    • Describe the political, economic and social roots of imperialism.
    • Analyze the perspectives of the colonizers and the colonized concerning:
      • Indigenous language
      • Natural resources
      • Labor
      • Political systems
      • Religion.
    • Explain the global impact of imperialism including
      • Modernization of Japan;
      • Political and social reform in China;
      • Exploitation of African resources.

  • People in Societies: Students use knowledge of perspectives, practices and products of cultural, ethnic and social groups to analyze the impact of their commonality and diversity within local, national, regional and global settings.
    • Benchmark B: Analyze the consequences of oppression, discrimination and conflict between cultures.
    • Analyze the results of political, economic, and social oppression and the violation of human rights including: a. The exploitation of indigenous peoples;
    • Geography:  Students use knowledge of geographic locations, patterns and processes to show the interrelationship between the physical environment and human activity, and to explain the interactions that occur in an increasingly interdependent world.
    • Benchmark A: Analyze the cultural, physical, economic and political characteristics that define regions and describe reasons that regions change over time.
  • Explain how differing points of view play a role in conflicts over territory and resources.

Economics:  Students use economic reasoning skills and knowledge of major economic concepts, issues and systems in order to make informed choices as producers, consumers, savers, investors, workers and citizens in an interdependent world.
Benchmark B: Explain how the U.S. government provides public services, redistributes income, regulates economic activity, and promotes economic growth and stability.
4.         Analyze the economic costs and benefits of protectionism, tariffs,
quotas and blockades on international trade.
III.         Questions (20)

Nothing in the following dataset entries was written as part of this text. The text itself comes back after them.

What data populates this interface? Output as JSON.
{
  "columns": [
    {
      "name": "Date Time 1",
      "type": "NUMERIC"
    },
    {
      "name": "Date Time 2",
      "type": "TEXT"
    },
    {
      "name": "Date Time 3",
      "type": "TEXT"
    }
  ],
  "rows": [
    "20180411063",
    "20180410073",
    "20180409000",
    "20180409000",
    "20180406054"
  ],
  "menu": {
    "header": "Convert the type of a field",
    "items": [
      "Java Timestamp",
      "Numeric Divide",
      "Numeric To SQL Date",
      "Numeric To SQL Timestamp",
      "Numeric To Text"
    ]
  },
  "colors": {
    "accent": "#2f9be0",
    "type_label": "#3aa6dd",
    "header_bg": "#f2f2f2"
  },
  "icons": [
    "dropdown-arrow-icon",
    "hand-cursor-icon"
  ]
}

1. Who said, “We are the finest race in the world and the more of the world we inhabit, the better it is for the human race”?
2. The Suez Canal was essential for
3. The battle of Omdurman
4. In 1824, Thomas Stamford Raffles founded the port of
5. Between 1859 and 1893 , Vietnam, Cambodia, and Laos all fell under the control of
6. The Berlin Conference (purpose)
7. “Concessionary companies” refers to a system of colonial rule that employed
8. New South Wales was originally settled by about one thousand people, most convicted criminals,
9. Which matching of imperial power and colony is not correct?
10. The Monroe Doctrine
11. After the overthrow of Queen Lili’uokalani in 1893, the United States took over
12. Emilio Aguinaldo led an uprising in
13. The “Roosevelt Corollary” strengthened U.S. military and economic claims in which area of the world?
14. Japan became a major imperial power after its victory in the
15. In the nineteenth century, the majority of indentured laborers came from
16. The Maji Maji rebellion occurred in
17. Count Joseph Arthur de Gobineau viewed Europeans as
18. The social Darwinists believed that
19. In regard to imperialism, the Japanese and Americans
20. In 1916 the Indian National Congress
IV.          Essays (15)
1.When Rudyard Kipling suggested that Americans “Take up the White Man’s Burden,” what did he mean? How does this phrase express the goals of imperialism? Did the Americans have to be encouraged to become imperialistic?
2. Compare and contrast European imperialism in central and Southeast Asia, Africa, and Oceania. Where there any fundamental differences that would influence later history?
3. Examine the racist beliefs that played such a central role in European imperialism. How did racism justify imperialism and also inspire it? (Use specific examples in society)